Glasgow's George Square 'may be permanently pedestrianised'
Glasgow City Council is looking at permanently pedestrianising George Square.
The square was closed off to traffic during the recent European Championships sporting event and the council is now looking at whether or not to make the move permanent.
It is conducting a consultation to seek views on the issue.
The council stressed it was not currently conducting a statutory consultation on a traffic order.
Pedestrianising the square could have a significant effect on businesses and the surrounding streets.
George Square is one of the most prominent public spaces in Scotland. It is at the heart of Glasgow city centre and includes both the City Chambers and Queen Street railway station.

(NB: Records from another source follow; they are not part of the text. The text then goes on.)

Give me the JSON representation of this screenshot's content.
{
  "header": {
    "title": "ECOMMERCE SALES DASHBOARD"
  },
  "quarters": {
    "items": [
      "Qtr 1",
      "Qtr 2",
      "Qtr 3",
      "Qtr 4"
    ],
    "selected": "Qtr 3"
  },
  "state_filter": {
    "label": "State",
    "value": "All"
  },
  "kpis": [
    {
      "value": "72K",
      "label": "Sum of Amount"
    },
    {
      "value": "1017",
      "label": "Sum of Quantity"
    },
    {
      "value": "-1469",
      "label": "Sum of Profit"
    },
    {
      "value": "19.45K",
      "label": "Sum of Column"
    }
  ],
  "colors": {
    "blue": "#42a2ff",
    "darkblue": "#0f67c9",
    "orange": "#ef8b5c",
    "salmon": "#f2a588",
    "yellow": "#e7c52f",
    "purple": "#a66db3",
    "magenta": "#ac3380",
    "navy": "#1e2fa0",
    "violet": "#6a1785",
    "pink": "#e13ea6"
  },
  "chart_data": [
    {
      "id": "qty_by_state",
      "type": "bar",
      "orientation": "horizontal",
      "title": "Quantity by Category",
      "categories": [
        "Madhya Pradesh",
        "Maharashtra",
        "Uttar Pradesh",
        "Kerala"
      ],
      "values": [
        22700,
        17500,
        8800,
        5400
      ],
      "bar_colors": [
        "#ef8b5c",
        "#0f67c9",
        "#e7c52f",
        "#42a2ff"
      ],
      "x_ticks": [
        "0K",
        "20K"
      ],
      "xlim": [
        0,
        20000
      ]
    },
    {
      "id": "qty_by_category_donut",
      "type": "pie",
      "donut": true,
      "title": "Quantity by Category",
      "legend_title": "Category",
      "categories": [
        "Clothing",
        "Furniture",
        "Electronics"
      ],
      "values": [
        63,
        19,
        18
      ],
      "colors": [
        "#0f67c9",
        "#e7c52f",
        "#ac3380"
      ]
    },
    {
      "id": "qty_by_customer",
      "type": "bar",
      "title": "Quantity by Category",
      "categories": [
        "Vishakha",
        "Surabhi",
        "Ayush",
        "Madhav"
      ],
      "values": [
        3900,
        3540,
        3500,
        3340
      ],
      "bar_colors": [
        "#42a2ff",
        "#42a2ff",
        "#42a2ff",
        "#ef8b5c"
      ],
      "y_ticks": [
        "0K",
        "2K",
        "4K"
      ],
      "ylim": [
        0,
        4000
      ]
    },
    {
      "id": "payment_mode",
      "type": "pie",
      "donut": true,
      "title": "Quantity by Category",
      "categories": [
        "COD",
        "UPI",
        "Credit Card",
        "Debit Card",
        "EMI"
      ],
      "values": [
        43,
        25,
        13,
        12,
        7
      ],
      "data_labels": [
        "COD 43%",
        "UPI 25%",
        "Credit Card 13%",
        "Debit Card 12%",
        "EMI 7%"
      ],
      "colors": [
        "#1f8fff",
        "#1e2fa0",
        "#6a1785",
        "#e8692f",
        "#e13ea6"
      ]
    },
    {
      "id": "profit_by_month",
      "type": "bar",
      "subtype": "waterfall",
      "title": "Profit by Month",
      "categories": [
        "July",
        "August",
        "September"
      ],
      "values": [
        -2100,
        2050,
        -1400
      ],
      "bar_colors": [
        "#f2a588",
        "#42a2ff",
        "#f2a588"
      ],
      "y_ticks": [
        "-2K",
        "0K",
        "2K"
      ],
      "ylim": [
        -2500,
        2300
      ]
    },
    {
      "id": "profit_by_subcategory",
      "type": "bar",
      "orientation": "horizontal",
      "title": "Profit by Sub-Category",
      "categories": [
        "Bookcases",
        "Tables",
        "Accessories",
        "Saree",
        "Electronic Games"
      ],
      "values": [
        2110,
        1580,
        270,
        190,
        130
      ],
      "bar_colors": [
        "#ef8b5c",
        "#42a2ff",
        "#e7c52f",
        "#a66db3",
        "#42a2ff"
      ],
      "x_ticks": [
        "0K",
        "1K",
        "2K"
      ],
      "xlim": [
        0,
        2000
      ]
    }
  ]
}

The consultation on the council's website says: "The European Championships have now finished. Alongside the sport we had two weeks of world-class culture in George Square which we temporarily closed to traffic.
"We're considering permanently closing the square and we'd like to know what you think about that."
The Federation of Small Businesses said permanent pedestrianisation could have pros and cons.
Martin Little, the FSB's area leader for the West of Scotland, said: "On one hand, this move could help make our city centre more attractive to visitors and open up the space for a range of activities. On the other, it could create difficulty for businesses that need vehicle access to their premises in the vicinity of George Square.
"While we'll ask our members what they think of the proposals, we'd urge the council to be open to any concerns raised by local firms."
Were the square to be pedestrianised, arrangements would be put in place to allow access for delivery vehicles and the emergency services - as happens in other pedestrianised areas.
Although some nearby streets would not actually be closed to traffic, inevitably closing off the square could have implications for how busy they were.
Glasgow's former Labour leader Gordon Matheson previously called for George Square to be revamped completely but faced intense opposition from critics.
The plan was dropped following an international design competition.
The council's online questionnaire runs until September.